Tennis elbow is the common name of lateral epicondylitis. It is a type of tendinitis occurring in the elbow. The tendons connecting muscle to bone are weakened, typically because of repetitive use and muscle strain.
As athletes are commonly affected by tendinitis, this form is named after the sport of tennis which involves repetitive use of and stress on the elbow. However, anyone can develop tendinitis through repetitive motions, including people working as painters, carpenters, or chefs, for example. The condition can affect all ages, but it commonly develops in people between the ages of 30 and 50
Symptoms of Tennis elbow
In tennis elbow, swelling and pain occur around the elbow joint where tendons connect to the bone. Pain may also be present in the forearm and wrist. The weakness of the arm and hand is also a common symptom.
Patients may have difficulty lifting things, holding objects, turning doorknobs, or shaking hands. The condition may resolve itself or improve with rest or immobilization of the joint. Physicians typically use X-rays and MRIs to diagnose tennis elbow.
If tennis elbow developed as a result of sports, attention can be paid to proper technique to avoid exacerbating the condition. Similarly, physical or occupational therapists can work with patients who have developed the condition as a result of repetitive strain at work.
In addition to rest and immobilization, tennis elbow can usually be treated with over the counter pain relievers such as ibuprofen, acetaminophen, or naproxen. Corticosteroids are sometimes prescribed to reduce swelling. Ice packs can also alleviate pain and swelling.

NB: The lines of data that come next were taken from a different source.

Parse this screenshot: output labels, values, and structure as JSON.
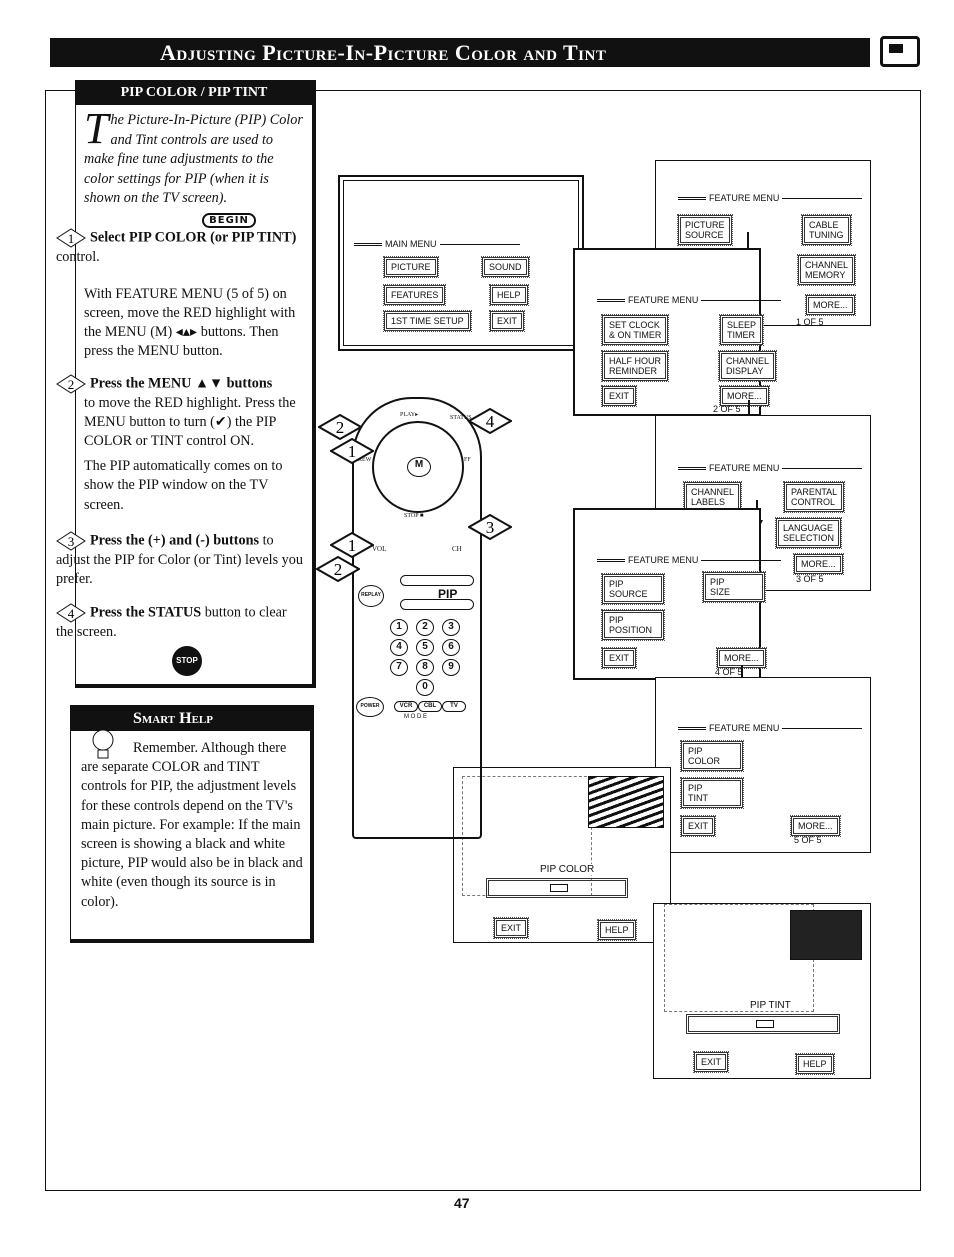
{
  "title": "Adjusting Picture-In-Picture Color and Tint",
  "section": {
    "header": "PIP COLOR / PIP TINT",
    "intro_dropcap": "T",
    "intro": "he Picture-In-Picture (PIP) Color and Tint controls are used to make fine tune adjustments to the color settings for PIP (when it is shown on the TV screen).",
    "begin": "BEGIN",
    "steps": [
      {
        "num": "1",
        "lead": "Select PIP COLOR (or PIP TINT)",
        "rest": " control.",
        "body": "With FEATURE MENU (5 of 5) on screen, move the RED highlight with the MENU (M) ◂▴▸ buttons. Then press the MENU button."
      },
      {
        "num": "2",
        "lead": "Press the MENU ▲▼ buttons",
        "rest": "",
        "body": "to move the RED highlight. Press the MENU button to turn (✔) the PIP COLOR or TINT control ON.",
        "body2": "The PIP automatically comes on to show the PIP window on the TV screen."
      },
      {
        "num": "3",
        "lead": "Press the (+) and (-) buttons",
        "rest": " to adjust the PIP for Color (or Tint) levels you prefer."
      },
      {
        "num": "4",
        "lead": "Press the STATUS",
        "rest": " button to clear the screen."
      }
    ],
    "stop": "STOP"
  },
  "smart_help": {
    "header": "Smart Help",
    "text": "Remember. Although there are separate COLOR and TINT controls for PIP, the adjustment levels for these controls depend on the TV's main picture. For example: If the main screen is showing a black and white picture, PIP would also be in black and white (even though its source is in color)."
  },
  "main_menu": {
    "title": "MAIN MENU",
    "items": [
      "PICTURE",
      "SOUND",
      "FEATURES",
      "HELP",
      "1ST TIME SETUP",
      "EXIT"
    ]
  },
  "feature_menus": [
    {
      "title": "FEATURE MENU",
      "items": [
        "PICTURE\nSOURCE",
        "CABLE\nTUNING",
        "CHANNEL\nMEMORY",
        "MORE..."
      ],
      "page": "1 OF 5"
    },
    {
      "title": "FEATURE MENU",
      "items": [
        "SET CLOCK\n& ON TIMER",
        "SLEEP\nTIMER",
        "HALF HOUR\nREMINDER",
        "CHANNEL\nDISPLAY",
        "EXIT",
        "MORE..."
      ],
      "page": "2 OF 5"
    },
    {
      "title": "FEATURE MENU",
      "items": [
        "CHANNEL\nLABELS",
        "PARENTAL\nCONTROL",
        "LANGUAGE\nSELECTION",
        "MORE..."
      ],
      "page": "3 OF 5"
    },
    {
      "title": "FEATURE MENU",
      "items": [
        "PIP\nSOURCE",
        "PIP\nSIZE",
        "PIP\nPOSITION",
        "EXIT",
        "MORE..."
      ],
      "page": "4 OF 5"
    },
    {
      "title": "FEATURE MENU",
      "items": [
        "PIP\nCOLOR",
        "PIP\nTINT",
        "EXIT",
        "MORE..."
      ],
      "page": "5 OF 5"
    }
  ],
  "pip_color_screen": {
    "label": "PIP COLOR",
    "exit": "EXIT",
    "help": "HELP",
    "level": 0.45
  },
  "pip_tint_screen": {
    "label": "PIP TINT",
    "exit": "EXIT",
    "help": "HELP",
    "level": 0.45
  },
  "remote": {
    "play": "PLAY▸",
    "rew": "REW",
    "ff": "FF",
    "stop": "STOP ■",
    "status": "STATUS",
    "menu": "M",
    "vol": "VOL",
    "ch": "CH",
    "pip": "PIP",
    "replay": "REPLAY",
    "power": "POWER",
    "mode": "M O D E",
    "mode_keys": [
      "VCR",
      "CBL",
      "TV"
    ],
    "digits": [
      "1",
      "2",
      "3",
      "4",
      "5",
      "6",
      "7",
      "8",
      "9",
      "0"
    ],
    "callouts": [
      "2",
      "1",
      "4",
      "1",
      "3",
      "2"
    ]
  },
  "page_number": "47"
}
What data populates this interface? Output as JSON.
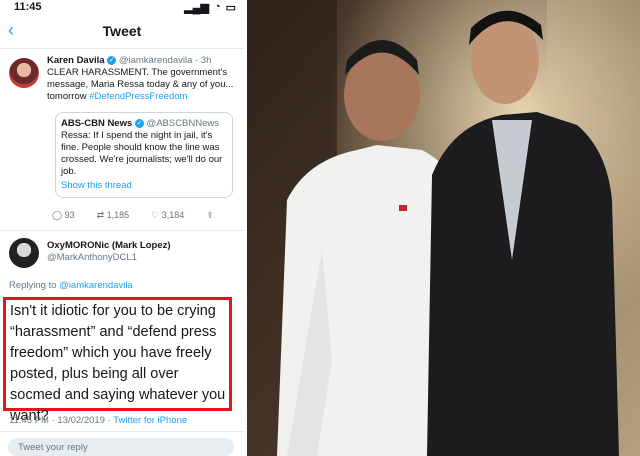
{
  "status_bar": {
    "time": "11:45"
  },
  "nav": {
    "title": "Tweet",
    "back_icon": "chevron-left-icon"
  },
  "tweet": {
    "author_name": "Karen Davila",
    "author_handle": "@iamkarendavila · 3h",
    "text": "CLEAR HARASSMENT. The government's message, Maria Ressa today & any of you... tomorrow",
    "hashtag": "#DefendPressFreedom",
    "quoted": {
      "name": "ABS-CBN News",
      "handle": "@ABSCBNNews",
      "text": "Ressa: If I spend the night in jail, it's fine. People should know the line was crossed. We're journalists; we'll do our job.",
      "show_thread": "Show this thread"
    },
    "actions": {
      "replies": "93",
      "retweets": "1,185",
      "likes": "3,184"
    }
  },
  "reply": {
    "author_name": "OxyMORONic (Mark Lopez)",
    "author_handle": "@MarkAnthonyDCL1",
    "replying_prefix": "Replying to",
    "replying_to": "@iamkarendavila",
    "text": "Isn't it idiotic for you to be crying “harassment” and “defend press freedom” which you have freely posted, plus being all over socmed and saying whatever you want?",
    "timestamp": "11:45 PM · 13/02/2019 ·",
    "client": "Twitter for iPhone"
  },
  "compose": {
    "placeholder": "Tweet your reply"
  },
  "colors": {
    "accent": "#1da1f2",
    "highlight": "#e3141c"
  }
}
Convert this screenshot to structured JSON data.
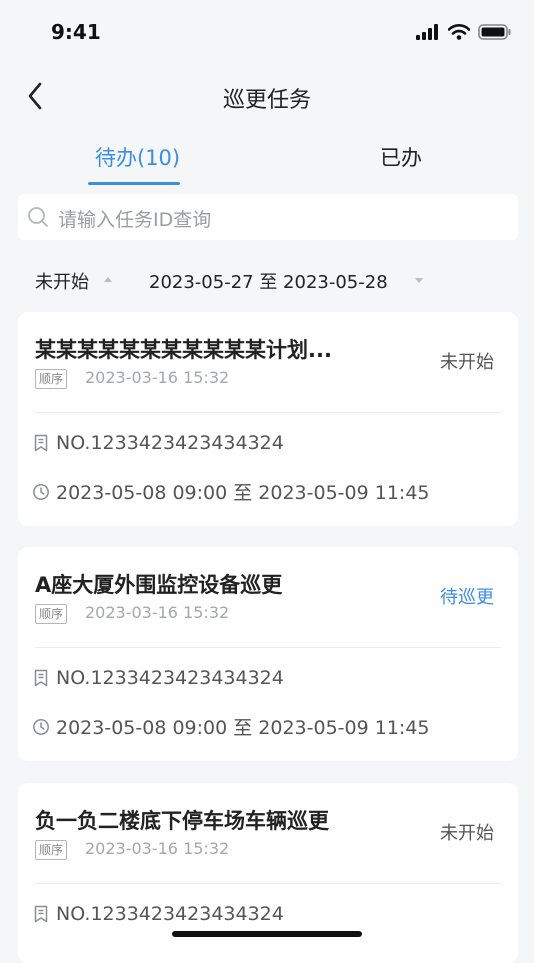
{
  "status_bar": {
    "time": "9:41"
  },
  "nav": {
    "title": "巡更任务"
  },
  "tabs": [
    {
      "label": "待办(10)",
      "active": true
    },
    {
      "label": "已办",
      "active": false
    }
  ],
  "search": {
    "placeholder": "请输入任务ID查询"
  },
  "filters": {
    "status": "未开始",
    "date_range": "2023-05-27 至 2023-05-28"
  },
  "tasks": [
    {
      "title": "某某某某某某某某某某某计划...",
      "status": "未开始",
      "tag": "顺序",
      "created": "2023-03-16 15:32",
      "number": "NO.1233423423434324",
      "time_range": "2023-05-08 09:00 至 2023-05-09 11:45"
    },
    {
      "title": "A座大厦外围监控设备巡更",
      "status": "待巡更",
      "tag": "顺序",
      "created": "2023-03-16 15:32",
      "number": "NO.1233423423434324",
      "time_range": "2023-05-08 09:00 至 2023-05-09 11:45"
    },
    {
      "title": "负一负二楼底下停车场车辆巡更",
      "status": "未开始",
      "tag": "顺序",
      "created": "2023-03-16 15:32",
      "number": "NO.1233423423434324",
      "time_range": ""
    }
  ],
  "colors": {
    "accent": "#3b8ee6",
    "background": "#f5f6f8"
  },
  "icons": [
    "back-arrow-icon",
    "search-icon",
    "caret-up-icon",
    "caret-down-icon",
    "document-icon",
    "clock-icon",
    "signal-icon",
    "wifi-icon",
    "battery-icon"
  ]
}
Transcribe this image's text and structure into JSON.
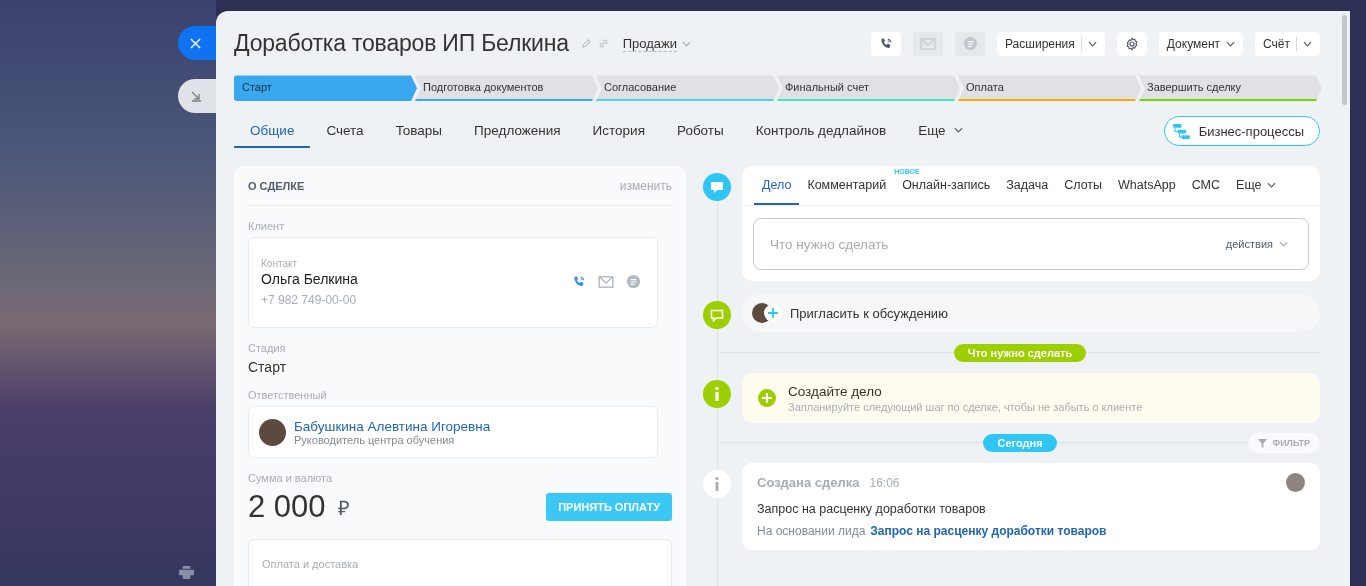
{
  "header": {
    "title": "Доработка товаров ИП Белкина",
    "category": "Продажи",
    "icon_buttons": [
      {
        "kind": "call",
        "disabled": false
      },
      {
        "kind": "mail",
        "disabled": true
      },
      {
        "kind": "chat",
        "disabled": true
      }
    ],
    "menu_buttons": [
      {
        "kind": "split",
        "label": "Расширения"
      },
      {
        "kind": "settings"
      },
      {
        "kind": "dropdown",
        "label": "Документ"
      },
      {
        "kind": "split",
        "label": "Счёт"
      }
    ]
  },
  "stages": [
    {
      "label": "Старт",
      "selected": true,
      "color": "#39a8ef"
    },
    {
      "label": "Подготовка документов",
      "selected": false,
      "color": "#39a8ef"
    },
    {
      "label": "Согласование",
      "selected": false,
      "color": "#55d0e0"
    },
    {
      "label": "Финальный счет",
      "selected": false,
      "color": "#47e4c2"
    },
    {
      "label": "Оплата",
      "selected": false,
      "color": "#ffa900"
    },
    {
      "label": "Завершить сделку",
      "selected": false,
      "color": "#7bd500"
    }
  ],
  "tabs": [
    {
      "label": "Общие",
      "selected": true
    },
    {
      "label": "Счета",
      "selected": false
    },
    {
      "label": "Товары",
      "selected": false
    },
    {
      "label": "Предложения",
      "selected": false
    },
    {
      "label": "История",
      "selected": false
    },
    {
      "label": "Роботы",
      "selected": false
    },
    {
      "label": "Контроль дедлайнов",
      "selected": false
    }
  ],
  "tabs_more": "Еще",
  "process_button": "Бизнес-процессы",
  "deal": {
    "title": "О СДЕЛКЕ",
    "edit": "изменить",
    "client_label": "Клиент",
    "contact": {
      "label": "Контакт",
      "name": "Ольга Белкина",
      "phone": "+7 982 749-00-00"
    },
    "stage_label": "Стадия",
    "stage_value": "Старт",
    "responsible_label": "Ответственный",
    "responsible": {
      "name": "Бабушкина Алевтина Игоревна",
      "position": "Руководитель центра обучения"
    },
    "sum_label": "Сумма и валюта",
    "amount": "2 000",
    "currency": "₽",
    "pay_button": "ПРИНЯТЬ ОПЛАТУ",
    "payment_label": "Оплата и доставка"
  },
  "timeline": {
    "composer": {
      "tabs": [
        {
          "label": "Дело",
          "selected": true
        },
        {
          "label": "Комментарий",
          "selected": false
        },
        {
          "label": "Онлайн-запись",
          "selected": false,
          "badge": "НОВОЕ"
        },
        {
          "label": "Задача",
          "selected": false
        },
        {
          "label": "Слоты",
          "selected": false
        },
        {
          "label": "WhatsApp",
          "selected": false
        },
        {
          "label": "СМС",
          "selected": false
        }
      ],
      "more": "Еще",
      "placeholder": "Что нужно сделать",
      "actions": "действия"
    },
    "invite": "Пригласить к обсуждению",
    "todo_separator": "Что нужно сделать",
    "create": {
      "title": "Создайте дело",
      "hint": "Запланируйте следующий шаг по сделке, чтобы не забыть о клиенте"
    },
    "today_separator": "Сегодня",
    "filter": "ФИЛЬТР",
    "event": {
      "title": "Создана сделка",
      "time": "16:06",
      "text": "Запрос на расценку доработки товаров",
      "prefix": "На основании лида",
      "link": "Запрос на расценку доработки товаров"
    }
  }
}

Injections of platelet-rich plasma into the affected tendon may be used, as can ultrasonic tenotomy where the damaged tissue is removed from the body. Physical therapy can alleviate symptoms for the more severely injured, and surgery may be prescribed for severe cases.